Legislature Fails To Advance Nurse Practitioner Scope-of-Practice Bill
Last week, the California Legislature chose not to advance a bill (SB 491) that would have allowed nurse practitioners to operate without physician supervision at certain medical facilities to help curb the state's physician shortage, the Los Angeles Times reports (Mason, Los Angeles Times, 9/1).
Background on Physician Shortage
Only 16 of the state's 58 counties have the supply of physicians recommended by the federal government.
In addition, the Association of American Medical Colleges says that nearly 30% of California's doctors are nearing retirement age.
Meanwhile, the state is preparing to expand Medi-Cal and require most residents to have health insurance under the Affordable Care Act, which could exacerbate the shortage.

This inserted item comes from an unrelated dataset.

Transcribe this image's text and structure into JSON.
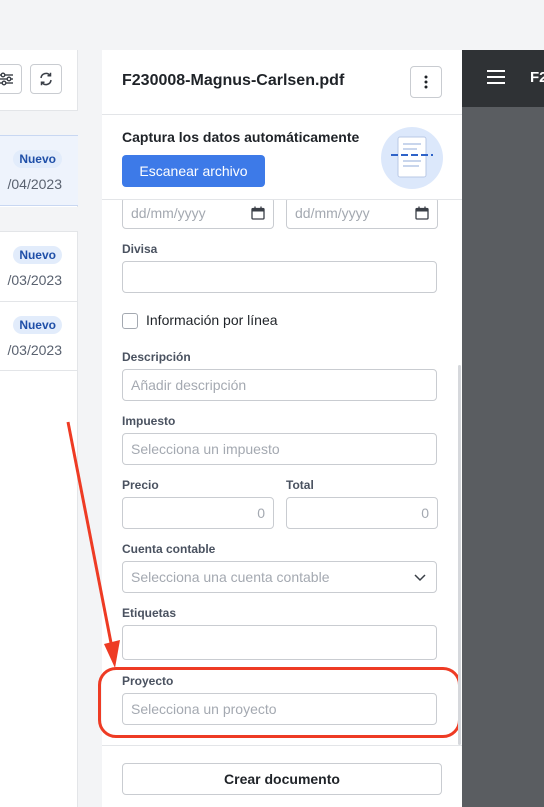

Medi-Cal is California's Medicaid program.
In February, Sen. Ed Hernandez (D-West Covina) introduced a set of bills (SB 491, SB 492 and SB 493) that, respectively, would expand the scope of practice for nurse practitioners, optometrists and pharmacists to address the physician shortage.
In May, the Senate passed SB 491 and SB 492 and sent the measures to the Assembly for consideration.
Last month, Hernandez pulled SB 492 from consideration, saying the bill's supporters need more time to compromise with those who oppose it.
Changes to SB 491
To garner additional support for SB 491, Hernandez last month removed language that would have granted nurse practitioners the authority to operate completely independent of doctor oversight after finishing 6,240 hours of supervised work.
A separate amendment to the bill clarified that nurse practitioners cannot replace a physician or surgeon, requiring them instead to work in a "collaborative setting" (California Healthline, 8/14).
However, the changes resulted in AARP and the American Association of Nurse Practitioners dropping their support of the measure.
SB 491 Fails To Advance
On Friday, the nurse practitioner bill failed to advance in committee after strong opposition from the California Medical Association, according to the Times.
The group spent almost $1.2 million lobbing against the bill and other measures in the first half of this year.
Paul Phinney -- president of CMA -- said, "California's nurse practitioners should be working more closely with physicians, not independently."
Hernandez said that "the sticking point for the nurse practitioner bill [was] the word 'independent,'" adding, "For organized medicine, that's the ... line in the sand."
He said that CMA used fear-mongering techniques when opposing the measure, adding that "there's absolutely no evidence to show" that patient safety is at risk when nurse practitioners practice independently.
Hernandez said that he will continue to push scope-of-practice bills next year and that "[t]he fight is not over" (Los Angeles Times, 9/1).This is part of the California Healthline Daily Edition, a summary of health policy coverage from major news organizations. Sign up for an email subscription.